[TASK BRIEF]
List each line of the data in which the string "color" appears.

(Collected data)
★ ★ ★ ★ ★ ★ ★

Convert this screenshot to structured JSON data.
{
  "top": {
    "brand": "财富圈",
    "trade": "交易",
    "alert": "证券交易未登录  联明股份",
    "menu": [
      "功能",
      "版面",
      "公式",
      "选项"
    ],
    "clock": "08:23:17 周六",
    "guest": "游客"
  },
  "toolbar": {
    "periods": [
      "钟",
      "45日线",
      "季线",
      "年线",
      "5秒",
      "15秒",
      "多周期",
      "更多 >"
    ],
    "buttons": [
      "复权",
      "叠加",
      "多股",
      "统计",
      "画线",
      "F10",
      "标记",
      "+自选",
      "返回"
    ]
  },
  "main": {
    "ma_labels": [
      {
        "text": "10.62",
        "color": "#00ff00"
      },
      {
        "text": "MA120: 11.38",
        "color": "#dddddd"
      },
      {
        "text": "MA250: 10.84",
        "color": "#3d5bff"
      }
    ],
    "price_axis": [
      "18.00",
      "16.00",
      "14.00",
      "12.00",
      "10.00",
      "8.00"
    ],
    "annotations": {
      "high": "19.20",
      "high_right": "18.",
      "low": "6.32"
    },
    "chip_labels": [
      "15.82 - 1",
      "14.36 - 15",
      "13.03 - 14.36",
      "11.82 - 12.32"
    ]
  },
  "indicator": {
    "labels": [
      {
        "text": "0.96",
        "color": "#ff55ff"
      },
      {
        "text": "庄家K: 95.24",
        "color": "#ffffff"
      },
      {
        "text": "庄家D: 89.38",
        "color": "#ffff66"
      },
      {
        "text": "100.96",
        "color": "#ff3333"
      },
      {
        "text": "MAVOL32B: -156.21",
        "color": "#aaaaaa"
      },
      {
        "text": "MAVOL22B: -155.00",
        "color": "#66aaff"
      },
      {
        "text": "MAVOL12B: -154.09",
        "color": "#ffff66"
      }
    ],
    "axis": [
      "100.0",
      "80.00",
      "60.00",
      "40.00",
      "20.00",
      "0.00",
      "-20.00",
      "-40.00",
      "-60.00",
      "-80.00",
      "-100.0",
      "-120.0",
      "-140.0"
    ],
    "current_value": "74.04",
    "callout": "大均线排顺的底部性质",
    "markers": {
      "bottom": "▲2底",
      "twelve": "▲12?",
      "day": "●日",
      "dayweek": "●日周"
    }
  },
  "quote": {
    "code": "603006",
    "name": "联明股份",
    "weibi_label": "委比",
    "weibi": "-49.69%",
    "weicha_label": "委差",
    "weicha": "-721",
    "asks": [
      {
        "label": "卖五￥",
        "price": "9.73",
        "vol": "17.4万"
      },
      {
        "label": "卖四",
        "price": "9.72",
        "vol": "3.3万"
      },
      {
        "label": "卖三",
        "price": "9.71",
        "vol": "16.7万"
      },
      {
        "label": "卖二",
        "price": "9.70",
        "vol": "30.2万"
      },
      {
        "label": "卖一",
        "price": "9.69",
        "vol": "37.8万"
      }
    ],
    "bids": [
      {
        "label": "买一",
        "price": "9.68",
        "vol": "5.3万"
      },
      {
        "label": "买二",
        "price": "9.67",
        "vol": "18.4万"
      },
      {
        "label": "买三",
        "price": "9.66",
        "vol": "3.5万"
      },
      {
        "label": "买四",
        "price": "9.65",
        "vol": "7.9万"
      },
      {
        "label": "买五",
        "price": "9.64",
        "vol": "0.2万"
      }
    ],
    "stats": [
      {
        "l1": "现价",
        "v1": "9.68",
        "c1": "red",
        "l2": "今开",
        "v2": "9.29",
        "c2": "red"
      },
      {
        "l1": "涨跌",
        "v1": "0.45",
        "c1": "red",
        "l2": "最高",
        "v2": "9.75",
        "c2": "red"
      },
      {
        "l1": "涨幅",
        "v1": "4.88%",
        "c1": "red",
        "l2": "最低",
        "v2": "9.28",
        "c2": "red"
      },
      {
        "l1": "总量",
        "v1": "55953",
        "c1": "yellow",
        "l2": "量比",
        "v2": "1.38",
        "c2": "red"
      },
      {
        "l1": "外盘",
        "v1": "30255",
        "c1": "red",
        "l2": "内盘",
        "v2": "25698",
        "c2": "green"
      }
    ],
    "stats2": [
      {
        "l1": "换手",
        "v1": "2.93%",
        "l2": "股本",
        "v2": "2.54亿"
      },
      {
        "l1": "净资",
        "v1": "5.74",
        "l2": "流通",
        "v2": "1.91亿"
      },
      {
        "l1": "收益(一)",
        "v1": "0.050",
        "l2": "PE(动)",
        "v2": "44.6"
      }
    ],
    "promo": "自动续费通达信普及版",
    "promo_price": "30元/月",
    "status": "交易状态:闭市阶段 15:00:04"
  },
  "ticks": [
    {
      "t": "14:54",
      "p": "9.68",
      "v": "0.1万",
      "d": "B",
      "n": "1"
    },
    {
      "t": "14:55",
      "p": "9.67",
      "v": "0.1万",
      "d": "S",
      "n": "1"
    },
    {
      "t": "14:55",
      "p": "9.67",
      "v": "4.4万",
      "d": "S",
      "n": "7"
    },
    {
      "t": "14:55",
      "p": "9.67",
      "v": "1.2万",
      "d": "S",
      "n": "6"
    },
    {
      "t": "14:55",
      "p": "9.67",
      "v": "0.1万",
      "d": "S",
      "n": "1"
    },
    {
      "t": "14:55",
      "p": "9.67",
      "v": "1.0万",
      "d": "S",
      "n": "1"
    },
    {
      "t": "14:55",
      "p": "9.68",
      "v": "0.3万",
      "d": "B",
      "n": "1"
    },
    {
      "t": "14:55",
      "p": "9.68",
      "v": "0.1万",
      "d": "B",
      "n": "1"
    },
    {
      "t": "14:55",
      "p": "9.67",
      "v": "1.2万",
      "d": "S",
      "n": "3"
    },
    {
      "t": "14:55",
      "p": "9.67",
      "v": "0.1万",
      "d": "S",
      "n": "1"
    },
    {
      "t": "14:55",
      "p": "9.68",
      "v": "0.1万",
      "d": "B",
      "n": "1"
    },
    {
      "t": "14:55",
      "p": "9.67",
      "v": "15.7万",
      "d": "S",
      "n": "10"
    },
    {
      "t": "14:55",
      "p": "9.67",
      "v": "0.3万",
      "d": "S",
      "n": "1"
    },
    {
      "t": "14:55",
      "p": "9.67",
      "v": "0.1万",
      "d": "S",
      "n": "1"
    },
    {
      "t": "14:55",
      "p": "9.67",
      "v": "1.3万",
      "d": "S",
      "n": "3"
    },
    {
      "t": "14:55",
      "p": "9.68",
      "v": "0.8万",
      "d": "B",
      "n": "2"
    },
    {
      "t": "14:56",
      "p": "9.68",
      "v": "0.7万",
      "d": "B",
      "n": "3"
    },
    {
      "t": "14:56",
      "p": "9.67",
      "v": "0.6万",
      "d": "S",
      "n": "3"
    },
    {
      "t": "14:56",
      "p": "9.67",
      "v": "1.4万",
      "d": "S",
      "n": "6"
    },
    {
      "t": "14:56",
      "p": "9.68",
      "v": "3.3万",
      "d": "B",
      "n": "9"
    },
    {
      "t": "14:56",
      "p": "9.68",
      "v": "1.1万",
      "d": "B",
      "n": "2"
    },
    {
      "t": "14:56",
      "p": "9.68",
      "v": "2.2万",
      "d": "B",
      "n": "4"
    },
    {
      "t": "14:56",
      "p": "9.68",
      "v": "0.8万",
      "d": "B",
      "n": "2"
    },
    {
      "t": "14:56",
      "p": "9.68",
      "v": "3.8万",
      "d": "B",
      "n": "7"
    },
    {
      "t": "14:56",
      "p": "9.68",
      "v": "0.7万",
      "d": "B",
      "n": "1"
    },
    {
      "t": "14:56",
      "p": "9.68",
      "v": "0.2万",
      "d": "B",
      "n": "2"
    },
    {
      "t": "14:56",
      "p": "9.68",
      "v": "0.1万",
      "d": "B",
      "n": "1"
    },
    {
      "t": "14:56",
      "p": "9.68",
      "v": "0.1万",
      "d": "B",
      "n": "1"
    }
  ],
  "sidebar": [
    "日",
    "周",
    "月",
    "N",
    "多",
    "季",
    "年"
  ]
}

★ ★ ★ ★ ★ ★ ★

[FINISHED EXERCISE]
        "color": "#00ff00"
        "color": "#dddddd"
        "color": "#3d5bff"
        "color": "#ff55ff"
        "color": "#ffffff"
        "color": "#ffff66"
        "color": "#ff3333"
        "color": "#aaaaaa"
        "color": "#66aaff"
        "color": "#ffff66"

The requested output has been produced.